Topic: Tomotherapy-An Intensity-Modulated Radiation therapy(IMRT) Treatment
Additional info: for the difference bettween EBRT and IMRT
Its differenence in that IMRT use 3D radiation planning the treatment and utilizes VARIABLE,computer controlled intensities within each beam,in contrast to the uniform doses,which is FIXED, in each 3D-CRT beam such in the treatment with EBRT.
Compare to most other treatment techniques,IMRT can achieve a higher degree of accuracy to the planned tagget-the tumor,while sparing normal tissue. it is similar to Cyberknife (Robotic Linac IMRT) But Cyberknife provides more flexibility than EBRT and tomoptherapy IMRT.-from uptodate.com IMRT literature review ver.19.3 Sept.2011
Below is the info for tomotherapy provided by www.tomotherapy.com
What is TomoTherapy?
TomoTherapy is a new way to deliver radiation treatment for cancer. TomoTherapy literally means "slice therapy," and gets its name from tomography, or cross-sectional imaging. The TomoTherapy Hi·Art System® delivers a very sophisticated form of intensity-modulated radiotherapy (IMRT), and combines treatment planning, CT image-guided patient positioning, and treatment delivery into one integrated system.
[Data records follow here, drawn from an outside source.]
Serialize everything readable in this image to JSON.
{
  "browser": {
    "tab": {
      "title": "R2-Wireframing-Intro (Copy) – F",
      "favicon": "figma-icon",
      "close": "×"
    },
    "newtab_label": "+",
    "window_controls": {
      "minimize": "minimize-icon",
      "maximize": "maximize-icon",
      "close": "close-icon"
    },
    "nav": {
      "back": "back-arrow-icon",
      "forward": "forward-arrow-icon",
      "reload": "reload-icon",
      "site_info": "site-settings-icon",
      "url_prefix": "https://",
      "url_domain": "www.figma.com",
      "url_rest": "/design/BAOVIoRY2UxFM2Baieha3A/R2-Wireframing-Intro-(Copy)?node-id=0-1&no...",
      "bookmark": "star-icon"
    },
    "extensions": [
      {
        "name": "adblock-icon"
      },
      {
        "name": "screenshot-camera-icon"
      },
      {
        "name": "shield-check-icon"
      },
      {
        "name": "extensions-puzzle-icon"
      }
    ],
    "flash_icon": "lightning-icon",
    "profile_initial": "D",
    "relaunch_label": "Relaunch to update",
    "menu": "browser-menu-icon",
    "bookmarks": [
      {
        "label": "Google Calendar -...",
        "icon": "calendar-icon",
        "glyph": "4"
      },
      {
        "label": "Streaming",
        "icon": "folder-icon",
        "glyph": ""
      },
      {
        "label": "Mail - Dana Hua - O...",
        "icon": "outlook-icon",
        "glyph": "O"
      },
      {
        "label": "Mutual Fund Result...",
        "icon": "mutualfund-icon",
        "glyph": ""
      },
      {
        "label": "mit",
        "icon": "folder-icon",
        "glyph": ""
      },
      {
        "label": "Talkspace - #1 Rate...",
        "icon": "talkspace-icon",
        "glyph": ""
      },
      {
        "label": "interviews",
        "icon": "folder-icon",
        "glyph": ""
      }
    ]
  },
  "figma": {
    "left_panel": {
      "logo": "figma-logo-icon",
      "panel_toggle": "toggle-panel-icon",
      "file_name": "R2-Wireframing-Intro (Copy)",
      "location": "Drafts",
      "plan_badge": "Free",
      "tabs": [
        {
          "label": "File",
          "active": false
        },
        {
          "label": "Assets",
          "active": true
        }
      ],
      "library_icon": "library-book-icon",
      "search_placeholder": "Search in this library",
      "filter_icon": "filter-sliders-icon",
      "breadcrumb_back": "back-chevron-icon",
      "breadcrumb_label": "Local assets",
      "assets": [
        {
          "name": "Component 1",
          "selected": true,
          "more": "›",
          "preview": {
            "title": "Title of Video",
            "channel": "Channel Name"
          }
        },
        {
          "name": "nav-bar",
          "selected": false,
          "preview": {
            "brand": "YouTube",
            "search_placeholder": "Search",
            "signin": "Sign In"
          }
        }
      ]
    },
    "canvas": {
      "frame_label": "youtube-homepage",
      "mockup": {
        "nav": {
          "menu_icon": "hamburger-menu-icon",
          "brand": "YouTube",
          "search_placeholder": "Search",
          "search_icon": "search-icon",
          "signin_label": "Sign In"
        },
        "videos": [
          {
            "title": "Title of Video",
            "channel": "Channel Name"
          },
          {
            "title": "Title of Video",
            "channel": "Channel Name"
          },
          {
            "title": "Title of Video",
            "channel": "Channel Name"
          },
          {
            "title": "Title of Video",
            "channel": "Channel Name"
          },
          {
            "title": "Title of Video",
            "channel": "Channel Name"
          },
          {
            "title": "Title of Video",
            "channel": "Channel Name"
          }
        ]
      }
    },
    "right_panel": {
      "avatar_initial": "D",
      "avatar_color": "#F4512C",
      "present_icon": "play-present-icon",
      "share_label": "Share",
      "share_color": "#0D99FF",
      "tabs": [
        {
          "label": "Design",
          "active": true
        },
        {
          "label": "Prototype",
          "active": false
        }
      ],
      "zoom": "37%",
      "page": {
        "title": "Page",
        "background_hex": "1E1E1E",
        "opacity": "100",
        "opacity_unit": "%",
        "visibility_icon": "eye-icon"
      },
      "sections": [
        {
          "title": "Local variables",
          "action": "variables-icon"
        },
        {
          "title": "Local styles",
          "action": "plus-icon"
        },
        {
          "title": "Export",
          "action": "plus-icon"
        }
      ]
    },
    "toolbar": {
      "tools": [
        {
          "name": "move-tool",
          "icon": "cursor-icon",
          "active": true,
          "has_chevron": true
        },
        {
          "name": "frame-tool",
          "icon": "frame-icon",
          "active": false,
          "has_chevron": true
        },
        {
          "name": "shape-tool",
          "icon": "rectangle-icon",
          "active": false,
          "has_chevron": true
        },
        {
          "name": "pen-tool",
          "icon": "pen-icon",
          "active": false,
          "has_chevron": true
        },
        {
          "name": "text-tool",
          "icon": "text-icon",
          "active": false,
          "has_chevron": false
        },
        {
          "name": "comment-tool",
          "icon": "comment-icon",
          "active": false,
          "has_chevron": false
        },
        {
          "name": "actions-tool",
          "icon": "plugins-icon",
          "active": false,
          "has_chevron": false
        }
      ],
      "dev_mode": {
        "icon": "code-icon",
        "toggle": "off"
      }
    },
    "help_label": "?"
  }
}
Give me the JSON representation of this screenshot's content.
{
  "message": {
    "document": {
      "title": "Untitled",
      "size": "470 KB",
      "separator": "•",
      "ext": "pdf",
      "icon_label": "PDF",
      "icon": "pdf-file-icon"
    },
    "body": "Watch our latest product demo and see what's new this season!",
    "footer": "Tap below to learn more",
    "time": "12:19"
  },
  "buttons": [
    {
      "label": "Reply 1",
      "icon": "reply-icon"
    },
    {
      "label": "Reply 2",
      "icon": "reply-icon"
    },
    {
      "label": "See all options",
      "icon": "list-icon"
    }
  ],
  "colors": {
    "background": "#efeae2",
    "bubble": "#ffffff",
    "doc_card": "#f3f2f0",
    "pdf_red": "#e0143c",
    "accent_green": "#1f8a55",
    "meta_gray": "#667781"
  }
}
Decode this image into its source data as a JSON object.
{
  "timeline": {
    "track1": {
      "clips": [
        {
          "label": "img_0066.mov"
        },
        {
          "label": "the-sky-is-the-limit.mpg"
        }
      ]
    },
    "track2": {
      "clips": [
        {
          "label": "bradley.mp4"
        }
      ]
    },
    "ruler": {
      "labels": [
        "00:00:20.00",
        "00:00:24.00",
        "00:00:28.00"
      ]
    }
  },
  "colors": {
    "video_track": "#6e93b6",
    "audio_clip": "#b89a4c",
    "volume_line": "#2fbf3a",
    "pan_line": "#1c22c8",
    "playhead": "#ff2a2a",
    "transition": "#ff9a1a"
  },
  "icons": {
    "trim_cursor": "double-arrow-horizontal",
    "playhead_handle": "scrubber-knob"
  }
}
The equipment used for TomoTherapy looks much like a computed tomography (CT) system: the patient lies on a couch that moves continuously through a rotating ring gantry. The gantry houses a linear accelerator, which delivers radiation in the shape of a fan beam as the ring is turning. With the couch moving at the same time the gantry is rotating, the radiation beam makes a spiral (or helical) pattern around the patient, targeting tumors with optimal levels of radiation while minimizing the dose to healthy areas.What is the advantage of TomoTherapy?
The advantage of TomoTherapy is having a radiation treatment beam projected into the tumor continuously as it rotates, rather than having a limited number of fixed beams, each providing only a fraction of the dose necessary to irradiate the tumor. With the TomoTherapy Hi·Art System®, physicians can adjust the size, shape, and intensity of the radiation beam to target the radiation to the size, shape, and location of the patient's tumor.
In addition, the new TomoTherapy Hi·Art System® integrates imaging with radiation treatment, which provides physicians with full three-dimensional information for accurate daily patient positioning. Its TomoImage® capabilities allow physicians to verify the position of the tumor before each treatment session, so adjustments can be made on the spot to make sure that radiation is delivered exactly where it should be.
How does TomoTherapy work?
The Tomo® Process combines treatment planning, CT image-guided patient positioning, and treatment delivery into one integrated system:
Before beginning TomoTherapy treatment, the physician uses three-dimensional images and special software to define the precise contours for each tumor. The physician also decides how much radiation the tumor should receive, as well as acceptable levels for surrounding structures. Then the TomoTherapy Hi·Art Planning Station calculates the appropriate pattern, position, and intensity of the radiation to be delivered.
CT Image-Guided Patient Positioning
Precise patient positioning is crucial for effective radiation treatment. With the TomoTherapy Hi·Art System®, physicians can take a special CT scan, called a TomoImage®, just before each treatment to verify the tumor's location and adjust the patient's position, if necessary. This is extremely useful since a patient's position may change slightly from session to session and certain types of tumors, such as prostate cancers, can change shape or shift from day to day. With the TomoTherapy Hi·Art System®, physicians can make sure that the radiation is directed precisely from one session to the next.
TomoTherapy combines intensity modulated radiation therapy (IMRT) with a spiral delivery pattern. Photon radiation is produced by a linear accelerator (or linac), which rotates multiple times around the patient. The linac moves in association with a device called a multileaf collimator, or MLC. The computer-controlled MLC has two sets of interlaced leaves that modulate radiation beam while the patient, located on the treatment couch, moves slowly through the center of the gantry ring.